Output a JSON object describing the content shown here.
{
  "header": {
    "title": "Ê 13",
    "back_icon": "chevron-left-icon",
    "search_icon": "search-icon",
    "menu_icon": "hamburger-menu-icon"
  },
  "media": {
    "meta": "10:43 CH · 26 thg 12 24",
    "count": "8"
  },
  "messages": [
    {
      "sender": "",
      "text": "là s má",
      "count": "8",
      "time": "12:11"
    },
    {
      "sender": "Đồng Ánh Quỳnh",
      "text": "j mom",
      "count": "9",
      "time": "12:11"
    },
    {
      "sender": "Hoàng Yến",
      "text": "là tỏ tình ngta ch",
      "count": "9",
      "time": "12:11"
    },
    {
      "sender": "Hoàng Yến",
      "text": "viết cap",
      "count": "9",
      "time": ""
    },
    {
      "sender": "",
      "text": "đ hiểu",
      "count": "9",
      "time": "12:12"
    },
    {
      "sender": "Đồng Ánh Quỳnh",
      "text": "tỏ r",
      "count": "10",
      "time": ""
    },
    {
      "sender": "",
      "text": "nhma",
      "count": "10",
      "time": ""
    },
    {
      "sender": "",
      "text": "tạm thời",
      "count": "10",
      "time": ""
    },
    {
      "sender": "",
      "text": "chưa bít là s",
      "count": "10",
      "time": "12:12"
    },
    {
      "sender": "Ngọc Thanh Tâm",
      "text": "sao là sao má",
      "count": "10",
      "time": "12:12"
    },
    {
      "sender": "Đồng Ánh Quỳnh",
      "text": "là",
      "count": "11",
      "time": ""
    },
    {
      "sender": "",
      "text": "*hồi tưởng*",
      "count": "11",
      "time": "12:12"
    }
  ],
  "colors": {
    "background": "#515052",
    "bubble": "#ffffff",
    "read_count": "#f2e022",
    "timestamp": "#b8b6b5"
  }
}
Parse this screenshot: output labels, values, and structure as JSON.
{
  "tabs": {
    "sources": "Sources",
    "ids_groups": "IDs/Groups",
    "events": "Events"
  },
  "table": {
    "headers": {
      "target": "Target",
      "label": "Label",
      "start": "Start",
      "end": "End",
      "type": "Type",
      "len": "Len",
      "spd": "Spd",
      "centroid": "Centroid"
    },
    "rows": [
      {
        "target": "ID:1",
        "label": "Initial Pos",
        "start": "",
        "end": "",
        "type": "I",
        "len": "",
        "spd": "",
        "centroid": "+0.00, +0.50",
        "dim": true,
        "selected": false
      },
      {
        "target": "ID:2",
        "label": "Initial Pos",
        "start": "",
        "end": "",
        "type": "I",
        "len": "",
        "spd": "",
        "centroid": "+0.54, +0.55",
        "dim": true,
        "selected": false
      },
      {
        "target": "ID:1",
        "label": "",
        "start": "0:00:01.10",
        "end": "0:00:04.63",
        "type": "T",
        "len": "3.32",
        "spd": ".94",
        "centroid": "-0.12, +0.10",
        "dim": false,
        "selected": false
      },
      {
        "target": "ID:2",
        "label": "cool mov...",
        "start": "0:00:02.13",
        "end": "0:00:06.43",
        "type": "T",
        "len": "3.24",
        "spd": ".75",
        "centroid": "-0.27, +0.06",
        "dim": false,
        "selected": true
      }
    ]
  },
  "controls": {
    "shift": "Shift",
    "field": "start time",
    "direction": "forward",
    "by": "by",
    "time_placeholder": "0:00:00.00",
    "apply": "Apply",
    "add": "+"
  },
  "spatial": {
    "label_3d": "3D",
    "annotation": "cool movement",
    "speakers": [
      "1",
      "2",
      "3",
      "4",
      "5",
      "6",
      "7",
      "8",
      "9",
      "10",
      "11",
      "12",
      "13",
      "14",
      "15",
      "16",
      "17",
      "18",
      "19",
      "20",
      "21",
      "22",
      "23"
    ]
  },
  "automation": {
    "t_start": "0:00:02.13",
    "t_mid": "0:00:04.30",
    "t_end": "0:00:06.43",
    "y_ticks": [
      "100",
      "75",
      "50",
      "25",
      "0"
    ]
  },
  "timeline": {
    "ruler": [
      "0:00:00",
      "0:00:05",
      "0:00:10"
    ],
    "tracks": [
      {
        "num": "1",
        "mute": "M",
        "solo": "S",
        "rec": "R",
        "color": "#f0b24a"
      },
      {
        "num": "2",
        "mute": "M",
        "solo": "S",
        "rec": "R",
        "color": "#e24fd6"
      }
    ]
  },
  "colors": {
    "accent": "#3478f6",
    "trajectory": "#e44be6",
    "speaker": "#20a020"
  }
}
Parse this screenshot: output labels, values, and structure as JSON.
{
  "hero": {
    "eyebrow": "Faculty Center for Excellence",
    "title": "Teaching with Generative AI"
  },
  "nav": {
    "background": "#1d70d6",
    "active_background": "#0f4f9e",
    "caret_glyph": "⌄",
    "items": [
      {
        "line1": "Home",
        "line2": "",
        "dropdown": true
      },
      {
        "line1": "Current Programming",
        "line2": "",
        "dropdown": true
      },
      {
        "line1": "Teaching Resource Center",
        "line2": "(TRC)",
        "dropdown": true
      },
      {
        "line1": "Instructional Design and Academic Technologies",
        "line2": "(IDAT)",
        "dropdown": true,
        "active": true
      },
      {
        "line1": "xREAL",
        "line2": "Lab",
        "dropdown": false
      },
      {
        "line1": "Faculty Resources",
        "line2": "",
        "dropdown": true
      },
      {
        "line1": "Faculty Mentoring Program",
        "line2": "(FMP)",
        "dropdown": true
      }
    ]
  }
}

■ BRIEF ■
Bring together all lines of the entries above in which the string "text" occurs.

■ RESULT FOR THIS TASK ■
      "text": "là s má",
      "text": "j mom",
      "text": "là tỏ tình ngta ch",
      "text": "viết cap",
      "text": "đ hiểu",
      "text": "tỏ r",
      "text": "nhma",
      "text": "tạm thời",
      "text": "chưa bít là s",
      "text": "sao là sao má",
      "text": "là",
      "text": "*hồi tưởng*",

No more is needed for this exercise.